(SOURCE MATERIAL Opens)
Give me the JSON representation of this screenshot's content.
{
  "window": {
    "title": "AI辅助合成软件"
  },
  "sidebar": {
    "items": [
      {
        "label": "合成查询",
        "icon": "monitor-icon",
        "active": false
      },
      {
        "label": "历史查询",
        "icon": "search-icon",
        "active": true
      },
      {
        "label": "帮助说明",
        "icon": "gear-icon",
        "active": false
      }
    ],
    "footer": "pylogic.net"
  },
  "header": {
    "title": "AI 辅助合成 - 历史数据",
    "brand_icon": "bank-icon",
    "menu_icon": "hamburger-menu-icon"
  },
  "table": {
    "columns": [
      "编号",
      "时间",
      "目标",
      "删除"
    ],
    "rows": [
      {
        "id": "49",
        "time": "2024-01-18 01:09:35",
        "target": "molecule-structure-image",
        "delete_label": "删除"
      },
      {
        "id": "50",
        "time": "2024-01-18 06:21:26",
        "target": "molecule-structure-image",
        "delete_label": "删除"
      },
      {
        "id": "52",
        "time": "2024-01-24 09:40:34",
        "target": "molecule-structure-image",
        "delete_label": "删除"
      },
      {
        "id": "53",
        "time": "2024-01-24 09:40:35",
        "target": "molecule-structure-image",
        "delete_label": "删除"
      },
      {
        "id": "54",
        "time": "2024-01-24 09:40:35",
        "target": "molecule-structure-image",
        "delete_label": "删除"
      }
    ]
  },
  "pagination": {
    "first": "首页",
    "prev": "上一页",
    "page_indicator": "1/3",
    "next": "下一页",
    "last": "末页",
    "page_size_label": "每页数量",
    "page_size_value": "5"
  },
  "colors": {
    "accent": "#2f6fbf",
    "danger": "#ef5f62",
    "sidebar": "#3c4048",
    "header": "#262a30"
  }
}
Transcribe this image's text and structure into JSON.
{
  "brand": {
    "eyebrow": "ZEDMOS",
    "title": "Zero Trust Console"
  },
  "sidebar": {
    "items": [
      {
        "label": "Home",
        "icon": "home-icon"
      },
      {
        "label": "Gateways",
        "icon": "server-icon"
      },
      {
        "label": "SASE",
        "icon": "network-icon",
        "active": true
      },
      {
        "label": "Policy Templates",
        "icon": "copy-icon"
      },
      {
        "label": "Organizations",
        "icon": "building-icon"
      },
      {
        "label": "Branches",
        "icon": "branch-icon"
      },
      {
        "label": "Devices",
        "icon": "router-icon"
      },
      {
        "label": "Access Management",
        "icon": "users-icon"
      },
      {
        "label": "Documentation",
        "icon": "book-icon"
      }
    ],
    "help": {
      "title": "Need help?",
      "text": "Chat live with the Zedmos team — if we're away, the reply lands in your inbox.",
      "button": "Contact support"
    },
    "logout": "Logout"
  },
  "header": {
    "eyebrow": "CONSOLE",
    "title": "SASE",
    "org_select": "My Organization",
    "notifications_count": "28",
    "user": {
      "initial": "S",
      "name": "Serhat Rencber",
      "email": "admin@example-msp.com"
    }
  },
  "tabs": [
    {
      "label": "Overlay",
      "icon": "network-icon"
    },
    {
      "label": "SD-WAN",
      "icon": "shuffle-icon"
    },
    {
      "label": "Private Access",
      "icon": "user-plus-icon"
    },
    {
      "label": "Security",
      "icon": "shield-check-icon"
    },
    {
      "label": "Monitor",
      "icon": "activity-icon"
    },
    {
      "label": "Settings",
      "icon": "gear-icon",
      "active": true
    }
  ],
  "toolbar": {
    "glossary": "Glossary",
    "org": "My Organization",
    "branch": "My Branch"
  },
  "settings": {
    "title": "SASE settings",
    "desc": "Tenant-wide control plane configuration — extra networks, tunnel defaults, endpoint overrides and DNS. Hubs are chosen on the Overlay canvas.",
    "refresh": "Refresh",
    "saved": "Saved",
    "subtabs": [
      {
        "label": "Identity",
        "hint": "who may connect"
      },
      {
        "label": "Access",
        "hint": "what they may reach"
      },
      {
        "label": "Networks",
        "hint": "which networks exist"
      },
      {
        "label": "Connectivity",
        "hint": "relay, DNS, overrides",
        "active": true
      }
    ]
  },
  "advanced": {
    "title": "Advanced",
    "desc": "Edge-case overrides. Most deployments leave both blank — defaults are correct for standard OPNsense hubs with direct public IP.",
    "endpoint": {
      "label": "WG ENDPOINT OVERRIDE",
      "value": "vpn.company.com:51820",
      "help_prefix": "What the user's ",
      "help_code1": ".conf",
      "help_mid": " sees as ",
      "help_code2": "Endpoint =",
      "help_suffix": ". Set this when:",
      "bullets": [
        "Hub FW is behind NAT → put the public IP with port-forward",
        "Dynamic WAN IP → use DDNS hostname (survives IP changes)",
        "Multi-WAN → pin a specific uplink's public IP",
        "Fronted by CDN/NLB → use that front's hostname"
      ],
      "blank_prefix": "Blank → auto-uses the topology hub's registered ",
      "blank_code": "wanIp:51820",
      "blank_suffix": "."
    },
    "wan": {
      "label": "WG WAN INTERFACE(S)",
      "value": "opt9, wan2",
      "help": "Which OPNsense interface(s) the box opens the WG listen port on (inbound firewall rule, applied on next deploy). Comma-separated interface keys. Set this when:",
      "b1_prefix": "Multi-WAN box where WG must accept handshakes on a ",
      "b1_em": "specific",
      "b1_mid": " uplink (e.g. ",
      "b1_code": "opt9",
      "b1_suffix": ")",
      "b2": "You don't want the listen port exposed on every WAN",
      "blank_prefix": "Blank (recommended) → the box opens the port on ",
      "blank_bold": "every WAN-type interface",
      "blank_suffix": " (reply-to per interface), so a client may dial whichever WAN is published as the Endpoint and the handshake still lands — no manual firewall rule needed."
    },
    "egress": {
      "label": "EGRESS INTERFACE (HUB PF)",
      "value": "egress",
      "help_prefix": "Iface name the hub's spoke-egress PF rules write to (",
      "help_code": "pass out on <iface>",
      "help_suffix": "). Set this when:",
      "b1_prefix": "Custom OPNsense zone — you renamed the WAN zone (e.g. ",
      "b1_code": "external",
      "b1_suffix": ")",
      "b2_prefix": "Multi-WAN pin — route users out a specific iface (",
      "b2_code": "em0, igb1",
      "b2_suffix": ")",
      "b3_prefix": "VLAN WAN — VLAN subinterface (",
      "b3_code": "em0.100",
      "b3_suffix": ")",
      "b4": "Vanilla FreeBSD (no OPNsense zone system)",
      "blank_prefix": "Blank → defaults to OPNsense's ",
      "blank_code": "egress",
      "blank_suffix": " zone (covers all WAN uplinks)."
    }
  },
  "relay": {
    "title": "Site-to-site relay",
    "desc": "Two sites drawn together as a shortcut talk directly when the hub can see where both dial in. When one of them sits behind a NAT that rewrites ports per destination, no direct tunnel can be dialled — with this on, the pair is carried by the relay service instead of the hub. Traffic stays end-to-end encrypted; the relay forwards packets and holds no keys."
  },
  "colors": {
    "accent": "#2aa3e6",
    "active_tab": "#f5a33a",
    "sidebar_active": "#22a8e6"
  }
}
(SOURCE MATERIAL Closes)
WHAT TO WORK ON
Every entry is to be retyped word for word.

ANSWER SPACE
Give me the JSON representation of this screenshot's content.
{
  "window": {
    "title": "AI辅助合成软件"
  },
  "sidebar": {
    "items": [
      {
        "label": "合成查询",
        "icon": "monitor-icon",
        "active": false
      },
      {
        "label": "历史查询",
        "icon": "search-icon",
        "active": true
      },
      {
        "label": "帮助说明",
        "icon": "gear-icon",
        "active": false
      }
    ],
    "footer": "pylogic.net"
  },
  "header": {
    "title": "AI 辅助合成 - 历史数据",
    "brand_icon": "bank-icon",
    "menu_icon": "hamburger-menu-icon"
  },
  "table": {
    "columns": [
      "编号",
      "时间",
      "目标",
      "删除"
    ],
    "rows": [
      {
        "id": "49",
        "time": "2024-01-18 01:09:35",
        "target": "molecule-structure-image",
        "delete_label": "删除"
      },
      {
        "id": "50",
        "time": "2024-01-18 06:21:26",
        "target": "molecule-structure-image",
        "delete_label": "删除"
      },
      {
        "id": "52",
        "time": "2024-01-24 09:40:34",
        "target": "molecule-structure-image",
        "delete_label": "删除"
      },
      {
        "id": "53",
        "time": "2024-01-24 09:40:35",
        "target": "molecule-structure-image",
        "delete_label": "删除"
      },
      {
        "id": "54",
        "time": "2024-01-24 09:40:35",
        "target": "molecule-structure-image",
        "delete_label": "删除"
      }
    ]
  },
  "pagination": {
    "first": "首页",
    "prev": "上一页",
    "page_indicator": "1/3",
    "next": "下一页",
    "last": "末页",
    "page_size_label": "每页数量",
    "page_size_value": "5"
  },
  "colors": {
    "accent": "#2f6fbf",
    "danger": "#ef5f62",
    "sidebar": "#3c4048",
    "header": "#262a30"
  }
}
Transcribe this image's text and structure into JSON.
{
  "brand": {
    "eyebrow": "ZEDMOS",
    "title": "Zero Trust Console"
  },
  "sidebar": {
    "items": [
      {
        "label": "Home",
        "icon": "home-icon"
      },
      {
        "label": "Gateways",
        "icon": "server-icon"
      },
      {
        "label": "SASE",
        "icon": "network-icon",
        "active": true
      },
      {
        "label": "Policy Templates",
        "icon": "copy-icon"
      },
      {
        "label": "Organizations",
        "icon": "building-icon"
      },
      {
        "label": "Branches",
        "icon": "branch-icon"
      },
      {
        "label": "Devices",
        "icon": "router-icon"
      },
      {
        "label": "Access Management",
        "icon": "users-icon"
      },
      {
        "label": "Documentation",
        "icon": "book-icon"
      }
    ],
    "help": {
      "title": "Need help?",
      "text": "Chat live with the Zedmos team — if we're away, the reply lands in your inbox.",
      "button": "Contact support"
    },
    "logout": "Logout"
  },
  "header": {
    "eyebrow": "CONSOLE",
    "title": "SASE",
    "org_select": "My Organization",
    "notifications_count": "28",
    "user": {
      "initial": "S",
      "name": "Serhat Rencber",
      "email": "admin@example-msp.com"
    }
  },
  "tabs": [
    {
      "label": "Overlay",
      "icon": "network-icon"
    },
    {
      "label": "SD-WAN",
      "icon": "shuffle-icon"
    },
    {
      "label": "Private Access",
      "icon": "user-plus-icon"
    },
    {
      "label": "Security",
      "icon": "shield-check-icon"
    },
    {
      "label": "Monitor",
      "icon": "activity-icon"
    },
    {
      "label": "Settings",
      "icon": "gear-icon",
      "active": true
    }
  ],
  "toolbar": {
    "glossary": "Glossary",
    "org": "My Organization",
    "branch": "My Branch"
  },
  "settings": {
    "title": "SASE settings",
    "desc": "Tenant-wide control plane configuration — extra networks, tunnel defaults, endpoint overrides and DNS. Hubs are chosen on the Overlay canvas.",
    "refresh": "Refresh",
    "saved": "Saved",
    "subtabs": [
      {
        "label": "Identity",
        "hint": "who may connect"
      },
      {
        "label": "Access",
        "hint": "what they may reach"
      },
      {
        "label": "Networks",
        "hint": "which networks exist"
      },
      {
        "label": "Connectivity",
        "hint": "relay, DNS, overrides",
        "active": true
      }
    ]
  },
  "advanced": {
    "title": "Advanced",
    "desc": "Edge-case overrides. Most deployments leave both blank — defaults are correct for standard OPNsense hubs with direct public IP.",
    "endpoint": {
      "label": "WG ENDPOINT OVERRIDE",
      "value": "vpn.company.com:51820",
      "help_prefix": "What the user's ",
      "help_code1": ".conf",
      "help_mid": " sees as ",
      "help_code2": "Endpoint =",
      "help_suffix": ". Set this when:",
      "bullets": [
        "Hub FW is behind NAT → put the public IP with port-forward",
        "Dynamic WAN IP → use DDNS hostname (survives IP changes)",
        "Multi-WAN → pin a specific uplink's public IP",
        "Fronted by CDN/NLB → use that front's hostname"
      ],
      "blank_prefix": "Blank → auto-uses the topology hub's registered ",
      "blank_code": "wanIp:51820",
      "blank_suffix": "."
    },
    "wan": {
      "label": "WG WAN INTERFACE(S)",
      "value": "opt9, wan2",
      "help": "Which OPNsense interface(s) the box opens the WG listen port on (inbound firewall rule, applied on next deploy). Comma-separated interface keys. Set this when:",
      "b1_prefix": "Multi-WAN box where WG must accept handshakes on a ",
      "b1_em": "specific",
      "b1_mid": " uplink (e.g. ",
      "b1_code": "opt9",
      "b1_suffix": ")",
      "b2": "You don't want the listen port exposed on every WAN",
      "blank_prefix": "Blank (recommended) → the box opens the port on ",
      "blank_bold": "every WAN-type interface",
      "blank_suffix": " (reply-to per interface), so a client may dial whichever WAN is published as the Endpoint and the handshake still lands — no manual firewall rule needed."
    },
    "egress": {
      "label": "EGRESS INTERFACE (HUB PF)",
      "value": "egress",
      "help_prefix": "Iface name the hub's spoke-egress PF rules write to (",
      "help_code": "pass out on <iface>",
      "help_suffix": "). Set this when:",
      "b1_prefix": "Custom OPNsense zone — you renamed the WAN zone (e.g. ",
      "b1_code": "external",
      "b1_suffix": ")",
      "b2_prefix": "Multi-WAN pin — route users out a specific iface (",
      "b2_code": "em0, igb1",
      "b2_suffix": ")",
      "b3_prefix": "VLAN WAN — VLAN subinterface (",
      "b3_code": "em0.100",
      "b3_suffix": ")",
      "b4": "Vanilla FreeBSD (no OPNsense zone system)",
      "blank_prefix": "Blank → defaults to OPNsense's ",
      "blank_code": "egress",
      "blank_suffix": " zone (covers all WAN uplinks)."
    }
  },
  "relay": {
    "title": "Site-to-site relay",
    "desc": "Two sites drawn together as a shortcut talk directly when the hub can see where both dial in. When one of them sits behind a NAT that rewrites ports per destination, no direct tunnel can be dialled — with this on, the pair is carried by the relay service instead of the hub. Traffic stays end-to-end encrypted; the relay forwards packets and holds no keys."
  },
  "colors": {
    "accent": "#2aa3e6",
    "active_tab": "#f5a33a",
    "sidebar_active": "#22a8e6"
  }
}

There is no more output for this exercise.